Instead of being able to match up against guys who have better numbers, pitchers will have to hope they have their stuff that day.
And, it could ultimately take those specialists out of baseball.
The argument there might be that because they are at the major league level, those guys should be able to get anyone out.
To that argument, the NFL has specialists like kickers or punters. Not every player can kick field goals or punt the ball to the 1-yard line.
Likewise, you don’t want those kickers or punters forced to lead a two-minute drill at the end of football games.
Why would you want pitchers that don’t have their control having to pitch to guys they can’t get out at the time.
To put it simply, different guys are better at different things.
To play devil’s advocate against my own argument, this may bring the importance of longer relievers who can get anyone out.
Managers will have to strategize matchups with who are the next three batters in the order. And, the three batter minimum rule doesn’t apply in all situations.
But, to wrap up, most rule changes are needed and are good, but I don’t agree with all of them.
A lot of baseball is perfectly fine how it is and I do think that some changes are reactionary because the views may not be as high as league officials would like.
But, pace of play shouldn’t be that big of a problem.
People often argue that baseball is slow, but I often retort that football is also a slow sport.
Prior to writing this article, I visited several websites that said football games last longer than three hours, but there are about 11 minutes of actual game time.
Pace of play may not be the problem, but it may be that the league has trouble marketing their players like other leagues do.
Several NBA players have shoe deals, which allows the public to buy player-branded shoes.

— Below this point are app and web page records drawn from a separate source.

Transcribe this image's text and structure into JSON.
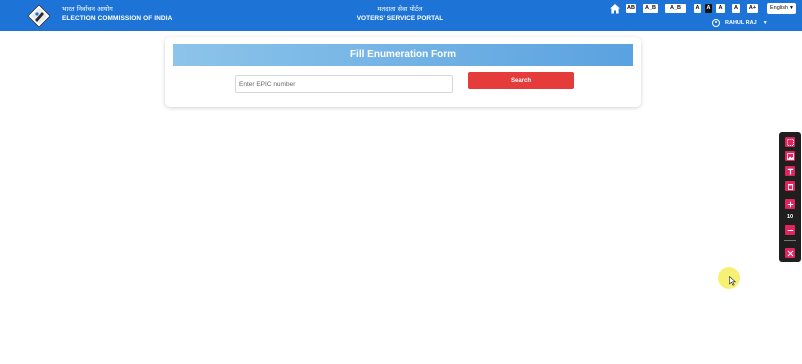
{
  "header": {
    "org_hindi": "भारत निर्वाचन आयोग",
    "org_english": "ELECTION COMMISSION OF INDIA",
    "portal_hindi": "मतदाता सेवा पोर्टल",
    "portal_english": "VOTERS' SERVICE PORTAL",
    "accessibility": {
      "contrast_label": "AB",
      "font_btn_1": "A_B",
      "font_btn_2": "A_B",
      "small": "A",
      "normal": "A",
      "spacing": "A",
      "large": "A",
      "larger": "A+"
    },
    "language_selected": "English",
    "user_name": "RAHUL RAJ"
  },
  "form": {
    "title": "Fill Enumeration Form",
    "epic_placeholder": "Enter EPIC number",
    "epic_value": "",
    "search_label": "Search"
  },
  "toolbar": {
    "font_size_value": "10",
    "buttons": [
      "select-area-icon",
      "image-icon",
      "text-icon",
      "delete-icon",
      "zoom-in-icon",
      "zoom-out-icon",
      "close-icon"
    ]
  },
  "colors": {
    "header_bg": "#1e74d6",
    "title_gradient_start": "#8cc4ea",
    "title_gradient_end": "#5aa2e0",
    "search_button": "#e53b3b",
    "toolbar_bg": "#1f1f1f",
    "toolbar_accent": "#e0245e"
  }
}
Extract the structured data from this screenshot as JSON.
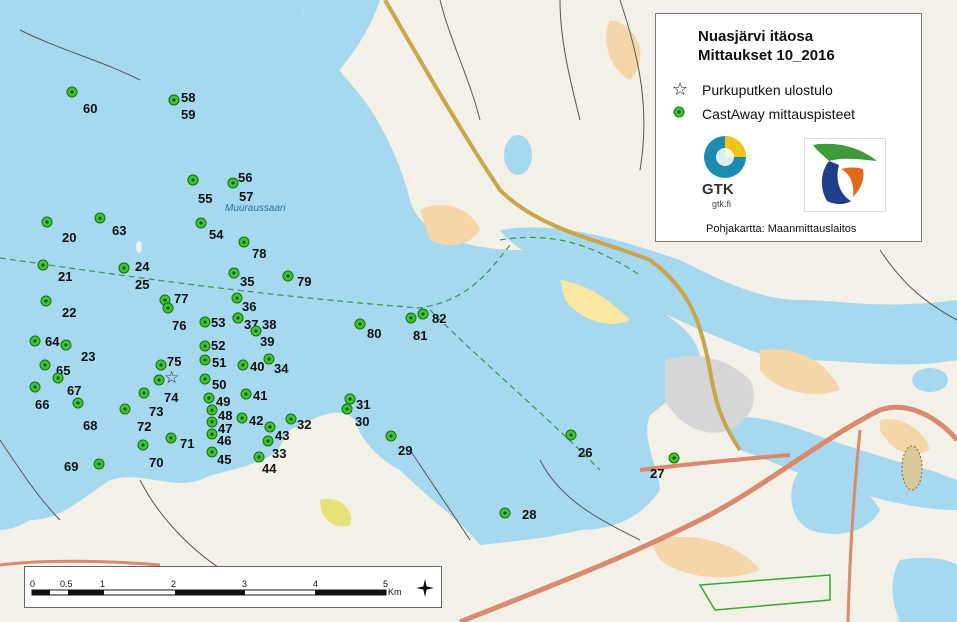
{
  "legend": {
    "title_line1": "Nuasjärvi itäosa",
    "title_line2": "Mittaukset 10_2016",
    "item_outlet": "Purkuputken ulostulo",
    "item_castaway": "CastAway mittauspisteet",
    "gtk_logo_text": "GTK",
    "gtk_logo_sub": "gtk.fi",
    "basemap_credit": "Pohjakartta: Maanmittauslaitos"
  },
  "map_labels": {
    "island_name": "Muuraussaari"
  },
  "scalebar": {
    "ticks": [
      "0",
      "0.5",
      "1",
      "2",
      "3",
      "4",
      "5"
    ],
    "unit": "Km"
  },
  "colors": {
    "water": "#a6d8f0",
    "land": "#f3f0e8",
    "point_fill": "#39c92a",
    "road": "#d98a6c",
    "highway": "#c8a64b"
  },
  "points": [
    {
      "id": "60",
      "label": "60"
    },
    {
      "id": "58",
      "label": "58"
    },
    {
      "id": "59",
      "label": "59"
    },
    {
      "id": "56",
      "label": "56"
    },
    {
      "id": "55",
      "label": "55"
    },
    {
      "id": "57",
      "label": "57"
    },
    {
      "id": "20",
      "label": "20"
    },
    {
      "id": "63",
      "label": "63"
    },
    {
      "id": "54",
      "label": "54"
    },
    {
      "id": "78",
      "label": "78"
    },
    {
      "id": "21",
      "label": "21"
    },
    {
      "id": "24",
      "label": "24"
    },
    {
      "id": "25",
      "label": "25"
    },
    {
      "id": "35",
      "label": "35"
    },
    {
      "id": "79",
      "label": "79"
    },
    {
      "id": "22",
      "label": "22"
    },
    {
      "id": "77",
      "label": "77"
    },
    {
      "id": "76",
      "label": "76"
    },
    {
      "id": "36",
      "label": "36"
    },
    {
      "id": "53",
      "label": "53"
    },
    {
      "id": "37",
      "label": "37"
    },
    {
      "id": "38",
      "label": "38"
    },
    {
      "id": "39",
      "label": "39"
    },
    {
      "id": "80",
      "label": "80"
    },
    {
      "id": "81",
      "label": "81"
    },
    {
      "id": "82",
      "label": "82"
    },
    {
      "id": "64",
      "label": "64"
    },
    {
      "id": "23",
      "label": "23"
    },
    {
      "id": "52",
      "label": "52"
    },
    {
      "id": "65",
      "label": "65"
    },
    {
      "id": "75",
      "label": "75"
    },
    {
      "id": "51",
      "label": "51"
    },
    {
      "id": "40",
      "label": "40"
    },
    {
      "id": "34",
      "label": "34"
    },
    {
      "id": "67",
      "label": "67"
    },
    {
      "id": "66",
      "label": "66"
    },
    {
      "id": "74",
      "label": "74"
    },
    {
      "id": "50",
      "label": "50"
    },
    {
      "id": "41",
      "label": "41"
    },
    {
      "id": "73",
      "label": "73"
    },
    {
      "id": "72",
      "label": "72"
    },
    {
      "id": "68",
      "label": "68"
    },
    {
      "id": "49",
      "label": "49"
    },
    {
      "id": "48",
      "label": "48"
    },
    {
      "id": "47",
      "label": "47"
    },
    {
      "id": "46",
      "label": "46"
    },
    {
      "id": "42",
      "label": "42"
    },
    {
      "id": "32",
      "label": "32"
    },
    {
      "id": "31",
      "label": "31"
    },
    {
      "id": "30",
      "label": "30"
    },
    {
      "id": "43",
      "label": "43"
    },
    {
      "id": "33",
      "label": "33"
    },
    {
      "id": "71",
      "label": "71"
    },
    {
      "id": "70",
      "label": "70"
    },
    {
      "id": "45",
      "label": "45"
    },
    {
      "id": "44",
      "label": "44"
    },
    {
      "id": "29",
      "label": "29"
    },
    {
      "id": "26",
      "label": "26"
    },
    {
      "id": "69",
      "label": "69"
    },
    {
      "id": "27",
      "label": "27"
    },
    {
      "id": "28",
      "label": "28"
    }
  ]
}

I have a pair of Kyrie Irving-branded basketball shoes.
Maybe we need Mike Trout-branded shoes or whatever.
Baseball is a great sport, but I don’t believe pace of play is the issue.